* Aim of the task *
Below are the records. List every line holding the word "body".

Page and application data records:

▽

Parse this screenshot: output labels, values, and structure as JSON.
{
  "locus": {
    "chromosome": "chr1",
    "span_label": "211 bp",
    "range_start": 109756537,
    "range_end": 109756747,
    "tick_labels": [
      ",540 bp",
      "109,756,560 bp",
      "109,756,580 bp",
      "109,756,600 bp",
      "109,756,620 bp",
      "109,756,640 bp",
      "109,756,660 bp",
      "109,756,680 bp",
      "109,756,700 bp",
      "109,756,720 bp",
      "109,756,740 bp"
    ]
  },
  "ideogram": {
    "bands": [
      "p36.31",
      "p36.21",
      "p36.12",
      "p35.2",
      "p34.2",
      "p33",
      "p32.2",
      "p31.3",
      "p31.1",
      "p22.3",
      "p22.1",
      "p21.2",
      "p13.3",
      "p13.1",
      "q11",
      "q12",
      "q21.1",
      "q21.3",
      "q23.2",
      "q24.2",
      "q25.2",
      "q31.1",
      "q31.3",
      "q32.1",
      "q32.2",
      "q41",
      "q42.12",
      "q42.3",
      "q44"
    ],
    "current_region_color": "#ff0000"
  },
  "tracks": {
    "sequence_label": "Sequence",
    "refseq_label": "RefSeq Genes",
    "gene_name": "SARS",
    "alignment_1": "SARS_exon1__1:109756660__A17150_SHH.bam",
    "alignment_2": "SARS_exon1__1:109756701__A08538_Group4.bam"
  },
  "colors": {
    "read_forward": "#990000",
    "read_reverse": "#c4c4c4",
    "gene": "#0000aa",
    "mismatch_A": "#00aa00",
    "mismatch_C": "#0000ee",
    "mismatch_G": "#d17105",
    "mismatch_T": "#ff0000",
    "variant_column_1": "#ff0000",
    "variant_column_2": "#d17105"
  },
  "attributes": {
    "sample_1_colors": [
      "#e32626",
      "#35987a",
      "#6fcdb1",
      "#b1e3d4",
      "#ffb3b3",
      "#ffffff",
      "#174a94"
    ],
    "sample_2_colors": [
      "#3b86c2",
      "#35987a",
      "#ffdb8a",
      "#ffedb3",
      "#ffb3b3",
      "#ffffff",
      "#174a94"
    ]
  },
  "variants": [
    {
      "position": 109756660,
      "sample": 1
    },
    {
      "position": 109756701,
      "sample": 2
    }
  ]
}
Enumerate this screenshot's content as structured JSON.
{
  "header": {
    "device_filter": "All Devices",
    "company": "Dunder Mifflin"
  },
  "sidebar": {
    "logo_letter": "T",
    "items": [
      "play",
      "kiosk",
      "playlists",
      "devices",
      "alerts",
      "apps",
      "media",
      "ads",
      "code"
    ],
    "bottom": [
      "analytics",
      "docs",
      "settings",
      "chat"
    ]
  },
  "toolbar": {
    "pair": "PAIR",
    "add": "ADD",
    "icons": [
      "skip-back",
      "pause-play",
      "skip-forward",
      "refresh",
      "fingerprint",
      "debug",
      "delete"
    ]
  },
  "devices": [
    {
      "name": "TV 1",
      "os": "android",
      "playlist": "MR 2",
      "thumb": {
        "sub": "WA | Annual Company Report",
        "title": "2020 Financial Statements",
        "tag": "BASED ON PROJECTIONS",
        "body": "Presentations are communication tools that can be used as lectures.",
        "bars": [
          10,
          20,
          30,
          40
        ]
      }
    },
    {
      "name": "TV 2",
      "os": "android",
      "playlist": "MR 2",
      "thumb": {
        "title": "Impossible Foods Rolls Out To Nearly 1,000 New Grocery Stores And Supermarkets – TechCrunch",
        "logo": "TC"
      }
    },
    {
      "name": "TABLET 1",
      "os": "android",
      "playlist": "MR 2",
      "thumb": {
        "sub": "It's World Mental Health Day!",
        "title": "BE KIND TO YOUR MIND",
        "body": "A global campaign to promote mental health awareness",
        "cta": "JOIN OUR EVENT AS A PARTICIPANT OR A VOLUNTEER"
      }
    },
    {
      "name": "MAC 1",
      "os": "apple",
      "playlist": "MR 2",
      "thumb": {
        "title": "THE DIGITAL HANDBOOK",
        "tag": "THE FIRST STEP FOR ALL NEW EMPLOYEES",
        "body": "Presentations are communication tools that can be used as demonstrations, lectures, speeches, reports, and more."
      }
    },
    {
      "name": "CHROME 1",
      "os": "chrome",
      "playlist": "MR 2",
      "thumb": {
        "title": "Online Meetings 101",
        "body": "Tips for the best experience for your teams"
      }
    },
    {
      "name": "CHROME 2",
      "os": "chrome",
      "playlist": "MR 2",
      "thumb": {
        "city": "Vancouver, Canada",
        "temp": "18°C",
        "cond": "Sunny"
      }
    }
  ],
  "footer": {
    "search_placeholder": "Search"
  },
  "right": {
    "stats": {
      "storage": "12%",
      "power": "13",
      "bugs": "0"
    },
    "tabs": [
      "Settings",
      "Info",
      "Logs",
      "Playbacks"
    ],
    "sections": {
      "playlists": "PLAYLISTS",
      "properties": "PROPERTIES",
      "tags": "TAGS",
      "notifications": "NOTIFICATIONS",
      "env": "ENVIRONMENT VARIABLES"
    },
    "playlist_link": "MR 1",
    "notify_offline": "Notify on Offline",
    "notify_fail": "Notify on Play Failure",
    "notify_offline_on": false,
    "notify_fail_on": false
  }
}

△

* Task response *
        "body": "Presentations are communication tools that can be used as lectures.",
        "body": "A global campaign to promote mental health awareness",
        "body": "Presentations are communication tools that can be used as demonstrations, lectures, speeches, reports, and more."
        "body": "Tips for the best experience for your teams"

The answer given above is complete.